Silva 12: 73, plate 605. 1898.
Trees to 50m; trunk to 2m diam.; crown narrowly conic. Bark gray-brown, scaly and moderately fissured. Twigs yellow-brown, finely pubescent. Buds ovoid, gray-brown, 2.5–3.5mm. Leaves (5–)10–20(–30)mm, mostly appearing 2-ranked, flattened; abaxial surface glaucous with 2 broad, conspicuous stomatal bands, adaxial surface shiny green (yellow-green); margins minutely dentate. Seed cones ovoid, (1–)1.5–2.5(–3) × 1–2.5cm; scales ovate, 8–15 × 6–10mm, apex round to pointed. 2n =24.
Habitat: Coastal to midmontane forests
Alta., B.C., Alaska, Calif., Idaho, Mont., Oreg., Wash.
Tsuga heterophylla is a dominant species over much of its broad distributional range. It has become the most important timber hemlock in North America. The wood is superior to that of other hemlocks for building purposes and it makes excellent pulp for paper production.
Tsuga × jeffreyi (Henry) Henry was described from southwestern British Columbia and western Washington as a hybrid between T. heterophylla and T. mertensiana.
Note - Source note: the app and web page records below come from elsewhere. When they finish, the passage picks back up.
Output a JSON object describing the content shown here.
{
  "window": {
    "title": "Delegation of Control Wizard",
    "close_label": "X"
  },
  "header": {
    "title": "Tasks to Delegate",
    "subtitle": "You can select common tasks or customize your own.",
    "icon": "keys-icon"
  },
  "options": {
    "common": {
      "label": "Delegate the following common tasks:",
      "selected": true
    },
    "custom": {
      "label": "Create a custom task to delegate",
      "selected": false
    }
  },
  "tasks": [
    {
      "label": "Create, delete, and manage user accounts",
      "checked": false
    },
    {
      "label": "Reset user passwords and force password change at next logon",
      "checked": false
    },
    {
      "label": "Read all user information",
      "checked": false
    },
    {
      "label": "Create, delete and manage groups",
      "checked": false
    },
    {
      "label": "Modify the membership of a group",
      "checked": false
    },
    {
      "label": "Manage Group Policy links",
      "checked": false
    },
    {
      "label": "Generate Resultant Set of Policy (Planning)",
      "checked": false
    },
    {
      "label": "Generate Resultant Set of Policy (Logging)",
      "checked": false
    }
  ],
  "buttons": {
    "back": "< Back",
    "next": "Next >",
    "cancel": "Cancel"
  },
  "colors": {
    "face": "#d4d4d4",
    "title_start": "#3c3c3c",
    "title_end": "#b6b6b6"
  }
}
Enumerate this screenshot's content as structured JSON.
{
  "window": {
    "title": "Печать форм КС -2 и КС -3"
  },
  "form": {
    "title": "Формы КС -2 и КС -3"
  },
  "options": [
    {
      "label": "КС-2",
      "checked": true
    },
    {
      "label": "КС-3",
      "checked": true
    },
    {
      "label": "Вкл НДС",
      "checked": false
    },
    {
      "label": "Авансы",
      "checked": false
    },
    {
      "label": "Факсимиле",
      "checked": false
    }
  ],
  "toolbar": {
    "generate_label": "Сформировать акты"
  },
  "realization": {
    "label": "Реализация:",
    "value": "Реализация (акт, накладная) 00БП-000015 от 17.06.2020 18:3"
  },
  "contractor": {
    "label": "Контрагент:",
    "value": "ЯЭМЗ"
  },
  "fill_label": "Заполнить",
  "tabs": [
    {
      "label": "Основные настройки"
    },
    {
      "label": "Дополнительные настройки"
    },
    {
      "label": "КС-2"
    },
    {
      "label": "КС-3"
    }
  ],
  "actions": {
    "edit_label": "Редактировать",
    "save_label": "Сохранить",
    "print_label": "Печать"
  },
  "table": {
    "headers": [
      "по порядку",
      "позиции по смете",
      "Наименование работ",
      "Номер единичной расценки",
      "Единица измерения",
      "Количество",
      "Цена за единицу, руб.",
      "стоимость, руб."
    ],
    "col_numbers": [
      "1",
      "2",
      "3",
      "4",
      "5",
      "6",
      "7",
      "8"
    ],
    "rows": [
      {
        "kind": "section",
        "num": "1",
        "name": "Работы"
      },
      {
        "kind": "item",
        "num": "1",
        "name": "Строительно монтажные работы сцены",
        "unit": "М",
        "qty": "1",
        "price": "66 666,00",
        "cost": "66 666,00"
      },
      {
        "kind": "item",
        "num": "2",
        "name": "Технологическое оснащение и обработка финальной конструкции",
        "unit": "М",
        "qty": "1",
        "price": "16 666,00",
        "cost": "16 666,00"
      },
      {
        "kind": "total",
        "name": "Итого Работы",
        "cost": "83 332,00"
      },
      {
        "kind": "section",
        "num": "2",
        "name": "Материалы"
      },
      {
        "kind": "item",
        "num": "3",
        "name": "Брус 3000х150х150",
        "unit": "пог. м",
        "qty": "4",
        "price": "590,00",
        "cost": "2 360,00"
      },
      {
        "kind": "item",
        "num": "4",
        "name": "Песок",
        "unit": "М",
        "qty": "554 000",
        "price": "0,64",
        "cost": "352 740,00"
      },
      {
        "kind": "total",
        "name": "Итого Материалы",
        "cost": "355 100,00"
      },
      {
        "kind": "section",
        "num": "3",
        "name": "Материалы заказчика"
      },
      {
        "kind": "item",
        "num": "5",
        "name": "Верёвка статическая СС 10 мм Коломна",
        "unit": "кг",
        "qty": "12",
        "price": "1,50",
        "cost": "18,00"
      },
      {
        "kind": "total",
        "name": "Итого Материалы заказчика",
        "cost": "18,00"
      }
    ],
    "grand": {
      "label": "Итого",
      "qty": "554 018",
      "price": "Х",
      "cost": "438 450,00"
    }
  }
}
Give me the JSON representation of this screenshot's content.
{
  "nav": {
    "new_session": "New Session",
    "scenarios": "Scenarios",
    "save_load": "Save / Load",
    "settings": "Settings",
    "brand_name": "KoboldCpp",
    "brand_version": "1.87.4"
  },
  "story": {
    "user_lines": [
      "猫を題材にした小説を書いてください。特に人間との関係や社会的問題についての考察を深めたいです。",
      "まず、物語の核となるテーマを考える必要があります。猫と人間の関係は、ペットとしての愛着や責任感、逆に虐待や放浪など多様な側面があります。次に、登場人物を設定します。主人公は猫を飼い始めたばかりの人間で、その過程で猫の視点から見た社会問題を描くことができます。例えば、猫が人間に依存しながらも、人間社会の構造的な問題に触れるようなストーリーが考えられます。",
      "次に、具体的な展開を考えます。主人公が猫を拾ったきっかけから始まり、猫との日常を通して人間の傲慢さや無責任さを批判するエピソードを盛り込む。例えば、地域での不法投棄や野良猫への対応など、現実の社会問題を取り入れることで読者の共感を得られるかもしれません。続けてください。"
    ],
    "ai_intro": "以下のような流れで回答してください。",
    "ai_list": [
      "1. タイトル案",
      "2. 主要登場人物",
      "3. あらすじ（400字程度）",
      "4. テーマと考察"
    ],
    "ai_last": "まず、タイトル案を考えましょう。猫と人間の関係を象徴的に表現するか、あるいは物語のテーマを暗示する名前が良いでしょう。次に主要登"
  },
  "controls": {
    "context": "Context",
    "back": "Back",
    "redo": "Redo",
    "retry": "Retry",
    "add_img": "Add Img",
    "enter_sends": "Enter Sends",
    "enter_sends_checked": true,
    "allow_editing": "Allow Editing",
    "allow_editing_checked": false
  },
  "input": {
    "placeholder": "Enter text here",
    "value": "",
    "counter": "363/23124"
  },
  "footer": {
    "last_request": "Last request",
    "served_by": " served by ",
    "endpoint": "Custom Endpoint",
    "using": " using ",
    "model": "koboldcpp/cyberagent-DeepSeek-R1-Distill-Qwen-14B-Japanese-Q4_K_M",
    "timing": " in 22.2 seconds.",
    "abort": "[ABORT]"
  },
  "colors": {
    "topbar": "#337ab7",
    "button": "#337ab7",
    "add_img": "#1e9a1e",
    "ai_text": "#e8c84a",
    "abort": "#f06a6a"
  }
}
Hybridization is rare, if it occurs at all, and it is therefore of little consequence (R.J. Taylor 1972). At the upper elevational limits of its distribution and under stressful conditions, T. heterophylla tends to resemble T. mertensiana, e.g., leaves are less strictly 2-ranked and stomatal bands on the abaxial leaf surfaces are less conspicuous than at lower elevations.
Western hemlock (Tsuga heterophylla) is the state tree of Washington.